What are the biggest challenges facing graphic design for social causes?

Most respondents mentioned funding as the biggest challenge. Steinar Amland (Denmark) commented: "The graphic design industry currently struggles to survive. Philanthropy requires sufficient surplus energy, finances, earnings to justify working 'con amore'." Shapiro added: "Staying in business while providing services to organisations that make a difference is a big challenge." She expanded the debate: "I was a 'Sappi Ideas that Matter' winner a few years ago, and was distressed to realise that although the designers had to provide 'pro bono' work to their cause of choice, the grant money could pay the printer and paper company full-fee. Unfortunately this [kind] of competition only reinforces the concept that the designer's time and creative energies are of lower value that those of other 'vendors'."

Sagmeister contributed to the list of challenges: "You are often working for committees, directions can change very quickly, ...charity clients are often not design savvy and don't appreciate the value of design." These and other issues often cause friction and conflict between designers and clients. Karamustafa stated that conflict were sometimes inevitable because of the social cause clients' lack of marketing knowledge and experience. Garth Walker (South Africa) endorsed these sentiments: "Egos, committees and so on provide the biggest challenges. ['Pro bono'] clients seem to think they can pick and choose at leisure... Social causes are usually problematic as they involve: 1) do-gooders with their own agendas; 2) committees; and 3) no money - in my experience 'pro bono' clients are the worst." Shapiro expanded: "They ['pro bono' clients] assume they are entitled to free work, set up all kinds of creative restrictions, and sometimes suggest that if you don't do things their way a slew of other designers is just waiting in line to do free work for them. It is often expected that photography, illustration and printing will be donated."
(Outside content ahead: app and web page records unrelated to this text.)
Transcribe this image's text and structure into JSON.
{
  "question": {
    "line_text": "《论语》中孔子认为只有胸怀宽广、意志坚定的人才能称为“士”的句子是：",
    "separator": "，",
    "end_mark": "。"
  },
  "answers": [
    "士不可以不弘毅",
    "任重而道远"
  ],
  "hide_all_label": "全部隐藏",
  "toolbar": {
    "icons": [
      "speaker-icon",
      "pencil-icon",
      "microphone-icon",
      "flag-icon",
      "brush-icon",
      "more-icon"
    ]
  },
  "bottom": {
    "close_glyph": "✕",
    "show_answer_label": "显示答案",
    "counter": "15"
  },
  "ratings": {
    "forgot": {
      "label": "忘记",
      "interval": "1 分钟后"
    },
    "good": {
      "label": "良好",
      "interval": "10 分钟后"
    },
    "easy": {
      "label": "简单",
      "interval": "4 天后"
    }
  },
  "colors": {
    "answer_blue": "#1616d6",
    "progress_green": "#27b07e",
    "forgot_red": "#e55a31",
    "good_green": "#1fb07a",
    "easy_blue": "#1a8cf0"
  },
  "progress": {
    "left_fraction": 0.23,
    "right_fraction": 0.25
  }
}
Conclusion: Do designers care?
Yes they do - according to the responses received from this survey. They care about the impact that they are making and are critically assessing it. Poggenpohl said: "Designers must be politically and socially active... they must be skilled communicators - make good arguments, analogies, images - and get the message into the right venues where they can make a difference."

Almand concludes: "It's an important path Icograda has embarked upon, and it will take time before the idea becomes more than a fascinating theme for conferences and workshops, and becomes widely spread as a means of enhancing the professional satisfaction of graphic designers, as well as opening up doors to for non-profit projects. If it could be proven that working 'pro bono' leads to commercial projects, much would be achieved."
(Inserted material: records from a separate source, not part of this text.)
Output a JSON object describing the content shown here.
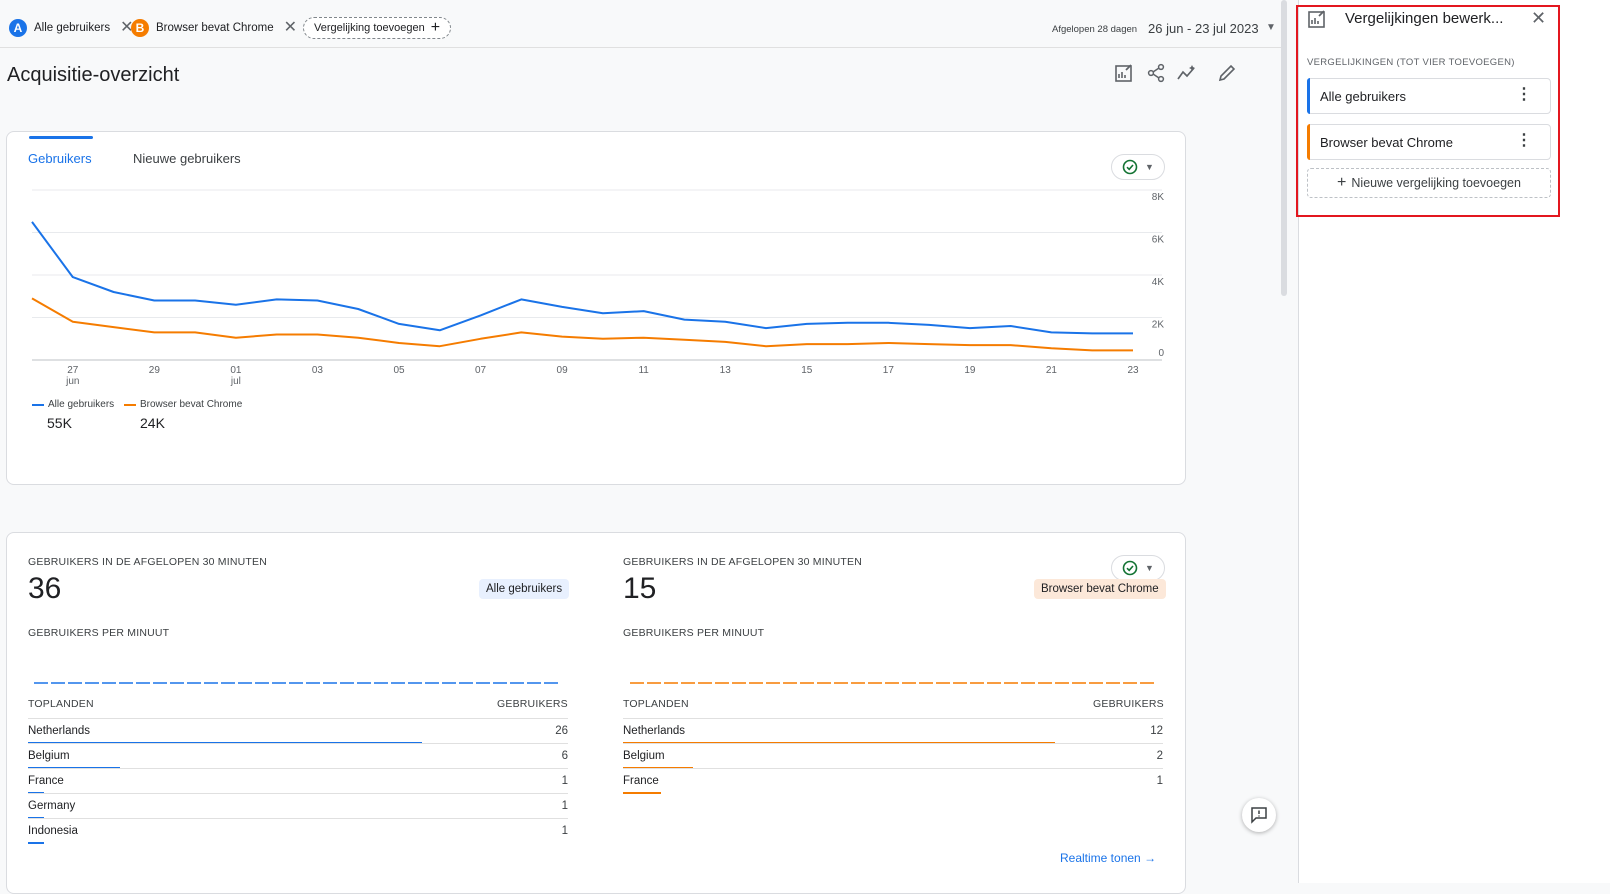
{
  "filters": {
    "chip_a": {
      "letter": "A",
      "label": "Alle gebruikers",
      "color": "#1a73e8"
    },
    "chip_b": {
      "letter": "B",
      "label": "Browser bevat Chrome",
      "color": "#f57c00"
    },
    "add_compare_label": "Vergelijking toevoegen"
  },
  "date": {
    "period_label": "Afgelopen 28 dagen",
    "range": "26 jun - 23 jul 2023"
  },
  "page_title": "Acquisitie-overzicht",
  "toolbar_icons": [
    "customize-report-icon",
    "share-icon",
    "insights-icon",
    "edit-icon"
  ],
  "chart_card": {
    "tabs": [
      "Gebruikers",
      "Nieuwe gebruikers"
    ],
    "active_tab": "Gebruikers"
  },
  "chart_data": {
    "type": "line",
    "x": [
      "26",
      "27",
      "28",
      "29",
      "30",
      "01",
      "02",
      "03",
      "04",
      "05",
      "06",
      "07",
      "08",
      "09",
      "10",
      "11",
      "12",
      "13",
      "14",
      "15",
      "16",
      "17",
      "18",
      "19",
      "20",
      "21",
      "22",
      "23"
    ],
    "x_tick_labels": [
      {
        "day": "27",
        "month": "jun"
      },
      {
        "day": "29",
        "month": ""
      },
      {
        "day": "01",
        "month": "jul"
      },
      {
        "day": "03",
        "month": ""
      },
      {
        "day": "05",
        "month": ""
      },
      {
        "day": "07",
        "month": ""
      },
      {
        "day": "09",
        "month": ""
      },
      {
        "day": "11",
        "month": ""
      },
      {
        "day": "13",
        "month": ""
      },
      {
        "day": "15",
        "month": ""
      },
      {
        "day": "17",
        "month": ""
      },
      {
        "day": "19",
        "month": ""
      },
      {
        "day": "21",
        "month": ""
      },
      {
        "day": "23",
        "month": ""
      }
    ],
    "y_ticks": [
      "8K",
      "6K",
      "4K",
      "2K",
      "0"
    ],
    "ylim": [
      0,
      8000
    ],
    "series": [
      {
        "name": "Alle gebruikers",
        "color": "#1a73e8",
        "total": "55K",
        "values": [
          6500,
          3900,
          3200,
          2800,
          2800,
          2600,
          2850,
          2800,
          2400,
          1700,
          1400,
          2100,
          2850,
          2500,
          2200,
          2300,
          1900,
          1800,
          1500,
          1700,
          1750,
          1750,
          1650,
          1500,
          1600,
          1300,
          1250,
          1250
        ]
      },
      {
        "name": "Browser bevat Chrome",
        "color": "#f57c00",
        "total": "24K",
        "values": [
          2900,
          1800,
          1550,
          1300,
          1300,
          1050,
          1200,
          1200,
          1050,
          800,
          650,
          1000,
          1300,
          1100,
          1000,
          1050,
          950,
          850,
          650,
          750,
          750,
          800,
          750,
          700,
          700,
          550,
          450,
          450
        ]
      }
    ],
    "grid": true
  },
  "realtime": {
    "left": {
      "heading": "GEBRUIKERS IN DE AFGELOPEN 30 MINUTEN",
      "count": "36",
      "badge": "Alle gebruikers",
      "per_minute_heading": "GEBRUIKERS PER MINUUT",
      "table_header_country": "TOPLANDEN",
      "table_header_users": "GEBRUIKERS",
      "rows": [
        {
          "country": "Netherlands",
          "users": "26",
          "share": 0.73
        },
        {
          "country": "Belgium",
          "users": "6",
          "share": 0.17
        },
        {
          "country": "France",
          "users": "1",
          "share": 0.03
        },
        {
          "country": "Germany",
          "users": "1",
          "share": 0.03
        },
        {
          "country": "Indonesia",
          "users": "1",
          "share": 0.03
        }
      ]
    },
    "right": {
      "heading": "GEBRUIKERS IN DE AFGELOPEN 30 MINUTEN",
      "count": "15",
      "badge": "Browser bevat Chrome",
      "per_minute_heading": "GEBRUIKERS PER MINUUT",
      "table_header_country": "TOPLANDEN",
      "table_header_users": "GEBRUIKERS",
      "rows": [
        {
          "country": "Netherlands",
          "users": "12",
          "share": 0.8
        },
        {
          "country": "Belgium",
          "users": "2",
          "share": 0.13
        },
        {
          "country": "France",
          "users": "1",
          "share": 0.07
        }
      ]
    },
    "link_label": "Realtime tonen"
  },
  "side_panel": {
    "title": "Vergelijkingen bewerk...",
    "subtitle": "VERGELIJKINGEN (TOT VIER TOEVOEGEN)",
    "items": [
      {
        "label": "Alle gebruikers",
        "color": "#1a73e8"
      },
      {
        "label": "Browser bevat Chrome",
        "color": "#f57c00"
      }
    ],
    "add_label": "Nieuwe vergelijking toevoegen"
  }
}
Future articles in this series will deal with the impact of personal ideology, personal and group investment and best practice examples for design for social causes.




About Design for the World
Design for the World is an international NGO created by Icograda, Icsid, and IFI with the support of the Barcelona Centre de Disseny (BCD). Its aim is to ensure that professional designers, through their skills and experience, can help improving the lives of people in need.

The website of Design for the World is a valuable resource for concerned designers from all disciplines. They can familiarise themselves with many opportunities for volunteering their professional services to needy causes.